Join us this week as we look toward the cross and the empty tomb– Jesus’ death and resurrection. Our posts this week will follow some of the events leading up to Good Friday and Easter Sunday, as well as explore what these events and their implications mean to us. It all points to Jesus. In the Gospel of Matthew, we read a long series of discourses Jesus gives after his triumphal entry into Jerusalem (Matthew 21:23-25:46). In this concentration of red letters, we find Jesus telling parables, teaching lessons, answering the questions of skeptics, speaking about the end times, and even identifying the greatest commandments. He also spends a lot of words on those pesky Pharisees, part of the group that continues to try to undermine his authority and ultimately succeeds in getting him arrested and executed.
The Pharisees and their counterparts were the religious leaders of the day, but they didn't seem to lead as much as oppress and intimidate with their superiority. They went to extremes to follow God's law... and the manmade laws that had been tacked onto God's law over time. They followed the rules to the letter, but Jesus told them they missed the meaning entirely. To this day, to label someone a "Pharisee" is to call them a hypocrite, arrogant, and self-righteous.
Jesus said, "Woe to you, scribes and Pharisees, hypocrites! For you are like whitewashed tombs, which outwardly appear beautiful, but within are full of dead people's bones and all uncleanness. So you also outwardly appear righteous to others, but within you are full of hypocrisy and lawlessness."
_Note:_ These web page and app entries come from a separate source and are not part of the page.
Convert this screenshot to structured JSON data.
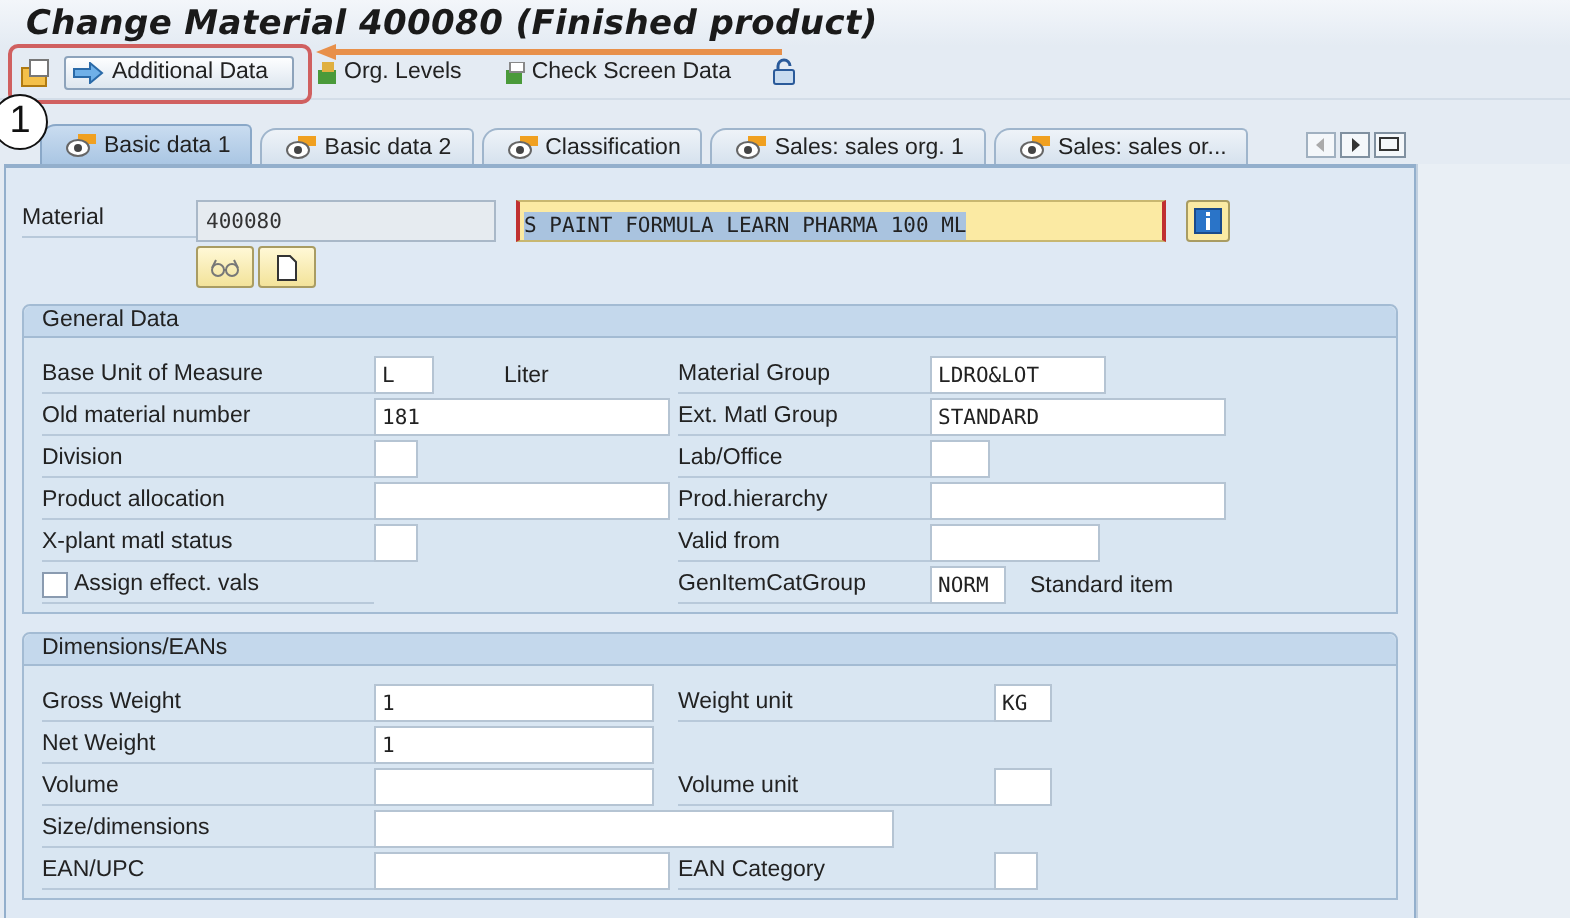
{
  "window": {
    "title": "Change Material 400080 (Finished product)"
  },
  "toolbar": {
    "buttons": [
      {
        "label": "Additional Data"
      },
      {
        "label": "Org. Levels"
      },
      {
        "label": "Check Screen Data"
      }
    ]
  },
  "annotation": {
    "step": "1"
  },
  "tabs": [
    {
      "label": "Basic data 1",
      "selected": true
    },
    {
      "label": "Basic data 2",
      "selected": false
    },
    {
      "label": "Classification",
      "selected": false
    },
    {
      "label": "Sales: sales org. 1",
      "selected": false
    },
    {
      "label": "Sales: sales or...",
      "selected": false
    }
  ],
  "material": {
    "label": "Material",
    "number": "400080",
    "description": "S PAINT FORMULA LEARN PHARMA 100 ML"
  },
  "groups": [
    {
      "title": "General Data",
      "rows": [
        {
          "kind": "field",
          "label": "Base Unit of Measure",
          "value": "L",
          "note": "Liter",
          "right": {
            "label": "Material Group",
            "value": "LDRO&LOT"
          }
        },
        {
          "kind": "field",
          "label": "Old material number",
          "value": "181",
          "right": {
            "label": "Ext. Matl Group",
            "value": "STANDARD"
          }
        },
        {
          "kind": "field",
          "label": "Division",
          "right": {
            "label": "Lab/Office"
          }
        },
        {
          "kind": "field",
          "label": "Product allocation",
          "right": {
            "label": "Prod.hierarchy"
          }
        },
        {
          "kind": "field",
          "label": "X-plant matl status",
          "right": {
            "label": "Valid from"
          }
        },
        {
          "kind": "checkbox",
          "label": "Assign effect. vals",
          "checked": false,
          "right": {
            "label": "GenItemCatGroup",
            "value": "NORM",
            "note": "Standard item"
          }
        }
      ]
    },
    {
      "title": "Dimensions/EANs",
      "rows": [
        {
          "kind": "field",
          "label": "Gross Weight",
          "value": "1",
          "right": {
            "label": "Weight unit",
            "value": "KG"
          }
        },
        {
          "kind": "field",
          "label": "Net Weight",
          "value": "1"
        },
        {
          "kind": "field",
          "label": "Volume",
          "right": {
            "label": "Volume unit"
          }
        },
        {
          "kind": "field",
          "label": "Size/dimensions"
        },
        {
          "kind": "field",
          "label": "EAN/UPC",
          "right": {
            "label": "EAN Category"
          }
        }
      ]
    }
  ]
}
My favorite band just released a new album, and one of the new songs is called "Difference Maker." But this song isn't as plainly inspirational as it may sound at face value. Its writers have said that it is sarcasm, a sorrowful satire that shows how arrogant and foolish it is to think that we are able to be difference makers, leaders, perfect Christians on our own. The chorus goes, "'Cause I am the difference maker/ Oh, I am the only one that speaks to Him/ And I am the friendliest of friends of God."
The Pharisees were on the same track. They worked to create their righteousness, their lives, their religions, their positions before God, with their own two hands. They didn't use the law as something to point to God. In their arrogance, they used the law to point to themselves.
They didn't want Jesus around-- they were good with doing everything on their own. Jesus wasn't puffing them up or patting them on the back; He was asking them to change everything about how they thought and lived. He was preaching faith, not works. He was claiming the authority of God, not accepting their authority. He was showing them what it was for God to be with people. Jesus was God with us, but they wanted God for themselves. They wanted to be gods themselves.
Some say the Pharisees get too hard a time. Perhaps. But Jesus scolded them more than anyone else. And we know there were some who followed Jesus, so these generalizations aren't without exception. But I think the reason we down the Pharisees so much is that we see the same "difference maker" complex in ourselves. We have a tendency toward hypocrisy and arrogance, toward working for our righteousness apart from God's grace. A question we must ask is, "Do we really want Jesus to be God with us? Or do we want Jesus to be a God removed from us, a god we can shape in our image instead of being shaped in His?"
Jesus is God with us, but like the Pharisees, we choose whether or not we accept who He is in our lives.